Kenzo understands the need for a pressure valve
UPDATE: Dispatches from the Canvas8 HQ
Getting dressed up to attend an exclusive event should be the start of a fun evening. But when you’ve got work, money and relationship worries, having to keep a smile on your face all night can push you over the edge. Understanding that sometimes everyone needs to let loose and go a little crazy, MJZ created the ad ‘My Mutant Brain’ for Kenzo. In the third instalment of the deconstruction of our favourite Clio Gold winners, we explore the insights behind why a woman losing her shit at a fancy dinner resonates with people.
Dressed up in an elegant gown, dancer Margaret Qualley begins fashion brand Kenzo’s first perfume ad, smiling her way politely through a glamorous, but dreary, awards ceremony. Then, after excusing herself, she wanders into the hallway and fidgets awkwardly before locking eyes with the camera. Suddenly, Qualley starts twitching parts of her face and body.

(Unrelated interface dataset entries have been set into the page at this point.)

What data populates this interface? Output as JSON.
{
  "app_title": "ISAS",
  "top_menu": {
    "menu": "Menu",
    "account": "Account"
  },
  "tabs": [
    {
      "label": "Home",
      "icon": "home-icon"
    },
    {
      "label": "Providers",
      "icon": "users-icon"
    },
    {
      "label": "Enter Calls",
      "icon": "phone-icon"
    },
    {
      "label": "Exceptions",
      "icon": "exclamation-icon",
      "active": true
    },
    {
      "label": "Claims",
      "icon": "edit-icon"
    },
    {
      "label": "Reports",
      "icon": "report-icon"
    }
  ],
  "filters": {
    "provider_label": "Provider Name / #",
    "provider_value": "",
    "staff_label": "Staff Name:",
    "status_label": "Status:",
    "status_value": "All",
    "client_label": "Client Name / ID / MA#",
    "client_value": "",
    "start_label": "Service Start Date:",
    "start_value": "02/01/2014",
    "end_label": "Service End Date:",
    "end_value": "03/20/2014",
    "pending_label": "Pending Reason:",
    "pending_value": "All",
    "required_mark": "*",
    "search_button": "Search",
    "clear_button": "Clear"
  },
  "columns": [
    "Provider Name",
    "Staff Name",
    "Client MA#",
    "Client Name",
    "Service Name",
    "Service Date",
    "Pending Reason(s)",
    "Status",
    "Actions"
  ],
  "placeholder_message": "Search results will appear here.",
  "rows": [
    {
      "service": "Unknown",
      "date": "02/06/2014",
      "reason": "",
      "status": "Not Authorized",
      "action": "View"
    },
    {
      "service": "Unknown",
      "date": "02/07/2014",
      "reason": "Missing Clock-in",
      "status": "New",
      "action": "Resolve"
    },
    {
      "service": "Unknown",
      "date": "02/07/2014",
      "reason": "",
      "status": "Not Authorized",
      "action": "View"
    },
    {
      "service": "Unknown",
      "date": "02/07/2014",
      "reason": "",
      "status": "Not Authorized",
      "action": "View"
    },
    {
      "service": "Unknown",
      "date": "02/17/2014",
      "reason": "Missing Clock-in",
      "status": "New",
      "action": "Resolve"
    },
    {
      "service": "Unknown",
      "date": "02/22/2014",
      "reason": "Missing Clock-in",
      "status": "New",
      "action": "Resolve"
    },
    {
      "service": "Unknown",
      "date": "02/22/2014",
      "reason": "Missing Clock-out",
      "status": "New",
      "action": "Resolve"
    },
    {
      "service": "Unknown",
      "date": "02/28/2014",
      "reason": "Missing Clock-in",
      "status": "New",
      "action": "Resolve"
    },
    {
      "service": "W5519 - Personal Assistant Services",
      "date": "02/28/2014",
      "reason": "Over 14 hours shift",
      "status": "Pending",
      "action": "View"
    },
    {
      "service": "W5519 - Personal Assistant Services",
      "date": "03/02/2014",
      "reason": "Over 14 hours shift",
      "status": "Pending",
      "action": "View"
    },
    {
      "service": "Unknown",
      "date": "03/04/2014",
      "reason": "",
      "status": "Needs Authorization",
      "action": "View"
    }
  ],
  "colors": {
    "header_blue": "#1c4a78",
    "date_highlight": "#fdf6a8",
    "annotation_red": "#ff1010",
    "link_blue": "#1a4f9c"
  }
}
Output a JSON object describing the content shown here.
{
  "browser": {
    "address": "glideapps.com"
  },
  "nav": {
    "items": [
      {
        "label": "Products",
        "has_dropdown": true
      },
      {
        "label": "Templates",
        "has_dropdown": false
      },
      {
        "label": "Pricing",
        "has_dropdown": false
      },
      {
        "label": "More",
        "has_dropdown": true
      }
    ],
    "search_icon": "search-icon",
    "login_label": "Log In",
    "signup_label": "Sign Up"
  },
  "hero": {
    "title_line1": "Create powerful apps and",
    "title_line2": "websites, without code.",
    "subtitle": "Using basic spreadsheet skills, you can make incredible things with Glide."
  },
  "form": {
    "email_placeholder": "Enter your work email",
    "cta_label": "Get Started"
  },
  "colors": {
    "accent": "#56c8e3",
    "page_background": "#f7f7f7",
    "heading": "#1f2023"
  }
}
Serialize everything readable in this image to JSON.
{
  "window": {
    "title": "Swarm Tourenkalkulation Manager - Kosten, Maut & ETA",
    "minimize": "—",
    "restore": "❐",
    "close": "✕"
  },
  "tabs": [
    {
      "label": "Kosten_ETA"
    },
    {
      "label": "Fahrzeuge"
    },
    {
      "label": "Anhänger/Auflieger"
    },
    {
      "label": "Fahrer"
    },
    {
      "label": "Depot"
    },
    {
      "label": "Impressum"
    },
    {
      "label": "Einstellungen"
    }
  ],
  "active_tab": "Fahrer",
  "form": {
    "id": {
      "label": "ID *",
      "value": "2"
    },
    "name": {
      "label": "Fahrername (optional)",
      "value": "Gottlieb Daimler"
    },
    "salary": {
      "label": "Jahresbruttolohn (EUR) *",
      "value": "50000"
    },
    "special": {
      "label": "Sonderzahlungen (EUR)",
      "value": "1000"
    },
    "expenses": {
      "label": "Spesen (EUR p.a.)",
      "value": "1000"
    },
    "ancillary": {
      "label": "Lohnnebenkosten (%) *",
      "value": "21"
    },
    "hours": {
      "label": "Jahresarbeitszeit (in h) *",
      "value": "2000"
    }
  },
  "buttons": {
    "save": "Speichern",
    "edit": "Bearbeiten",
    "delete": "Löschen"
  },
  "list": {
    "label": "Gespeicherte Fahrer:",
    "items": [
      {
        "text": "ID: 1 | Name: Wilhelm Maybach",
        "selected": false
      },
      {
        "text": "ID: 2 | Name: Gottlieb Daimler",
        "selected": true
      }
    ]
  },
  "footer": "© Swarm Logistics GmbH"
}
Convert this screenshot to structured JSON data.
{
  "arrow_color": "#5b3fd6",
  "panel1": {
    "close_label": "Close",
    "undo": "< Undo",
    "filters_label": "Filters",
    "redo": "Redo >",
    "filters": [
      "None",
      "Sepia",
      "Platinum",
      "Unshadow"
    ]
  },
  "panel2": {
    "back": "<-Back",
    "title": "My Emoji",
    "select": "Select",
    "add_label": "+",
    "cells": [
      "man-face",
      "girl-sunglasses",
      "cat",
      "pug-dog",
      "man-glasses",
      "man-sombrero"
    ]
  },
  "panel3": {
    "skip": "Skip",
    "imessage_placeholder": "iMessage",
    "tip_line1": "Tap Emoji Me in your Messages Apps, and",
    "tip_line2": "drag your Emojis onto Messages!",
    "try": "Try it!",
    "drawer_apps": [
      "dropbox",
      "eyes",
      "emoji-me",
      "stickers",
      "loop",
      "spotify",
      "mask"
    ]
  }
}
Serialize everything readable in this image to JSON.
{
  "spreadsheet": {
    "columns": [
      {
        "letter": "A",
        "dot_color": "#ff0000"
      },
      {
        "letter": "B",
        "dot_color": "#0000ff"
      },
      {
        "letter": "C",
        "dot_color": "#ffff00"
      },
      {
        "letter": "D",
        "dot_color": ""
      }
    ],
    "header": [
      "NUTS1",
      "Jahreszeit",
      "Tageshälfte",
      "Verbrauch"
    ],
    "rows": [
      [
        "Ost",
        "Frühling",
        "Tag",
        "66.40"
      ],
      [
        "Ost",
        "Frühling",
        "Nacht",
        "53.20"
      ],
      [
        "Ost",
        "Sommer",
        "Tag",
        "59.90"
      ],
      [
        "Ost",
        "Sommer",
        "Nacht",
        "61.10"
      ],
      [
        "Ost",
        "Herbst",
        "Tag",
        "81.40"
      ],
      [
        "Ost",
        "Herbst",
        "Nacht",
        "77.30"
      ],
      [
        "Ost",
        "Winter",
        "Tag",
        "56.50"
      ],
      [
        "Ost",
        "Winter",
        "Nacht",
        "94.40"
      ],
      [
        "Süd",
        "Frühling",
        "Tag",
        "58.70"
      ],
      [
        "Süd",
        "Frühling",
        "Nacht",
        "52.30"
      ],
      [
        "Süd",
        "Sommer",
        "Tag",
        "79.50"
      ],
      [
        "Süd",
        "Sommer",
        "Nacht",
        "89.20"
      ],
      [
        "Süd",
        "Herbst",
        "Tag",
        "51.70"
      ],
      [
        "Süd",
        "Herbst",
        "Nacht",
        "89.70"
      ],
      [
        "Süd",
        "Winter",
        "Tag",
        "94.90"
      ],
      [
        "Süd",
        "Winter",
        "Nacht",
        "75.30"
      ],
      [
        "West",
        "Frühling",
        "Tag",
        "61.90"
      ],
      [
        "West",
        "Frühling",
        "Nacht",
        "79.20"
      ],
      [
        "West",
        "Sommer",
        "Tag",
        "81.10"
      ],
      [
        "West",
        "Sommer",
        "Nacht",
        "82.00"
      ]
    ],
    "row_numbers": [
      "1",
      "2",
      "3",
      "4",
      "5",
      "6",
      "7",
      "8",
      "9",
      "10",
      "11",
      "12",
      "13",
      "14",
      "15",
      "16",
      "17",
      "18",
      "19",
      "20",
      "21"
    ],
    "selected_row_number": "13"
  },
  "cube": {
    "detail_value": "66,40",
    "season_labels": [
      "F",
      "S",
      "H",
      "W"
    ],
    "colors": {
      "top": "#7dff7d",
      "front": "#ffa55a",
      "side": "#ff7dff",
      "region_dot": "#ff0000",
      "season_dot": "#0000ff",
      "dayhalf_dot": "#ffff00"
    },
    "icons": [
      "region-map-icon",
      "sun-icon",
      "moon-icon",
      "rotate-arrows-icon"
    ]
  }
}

The frantic movements evolve into a manic, choreographed dance that sees her scream wide-eyed, pull faces in a mirror, beat her chest, mime gunshots at the hotel furniture, and lick the nose of a brass bust. Through the dance, Qualley lets out the inner rage she has been suppressing, empowering herself by acting out and letting off steam.
While we aren’t all required to show self-restraint at dull, high-profile events, Kenzo’s ad taps into a feeling of insurmountable expectation. Increasing pressures to eat healthily, live ethically and be successful have created demand for a means of escape – whether that’s people finding an outlet for their frustration, or having a quiet place where they can bunker up and forget the world.
Global research suggests that 60% of workers in major global economies are experiencing increased stress at work – and much of that pressure is coming from workers themselves. In a culture that worships self-improvement, nothing is ever good enough and everyone is their own worst critic. It’s why Britons are taking fewer sick days than ever.
In the US, meanwhile, a record number of people feel frazzled over their finances, and the rules of romance and relationships are more uncertain than ever. All this is exacerbated by the ubiquity of social media, which has become a competitive space for many people; almost two-thirds of Gen Yers say these platforms increase their feelings of inadequacy. So, fatigued by impossible expectations, people are partaking in a universal backlash, and Margaret Qualley – screaming silently into the camera – is the perfect figurehead.
This is the third in a five-part series deconstructing our favourite winners from the 2017 Clio Awards.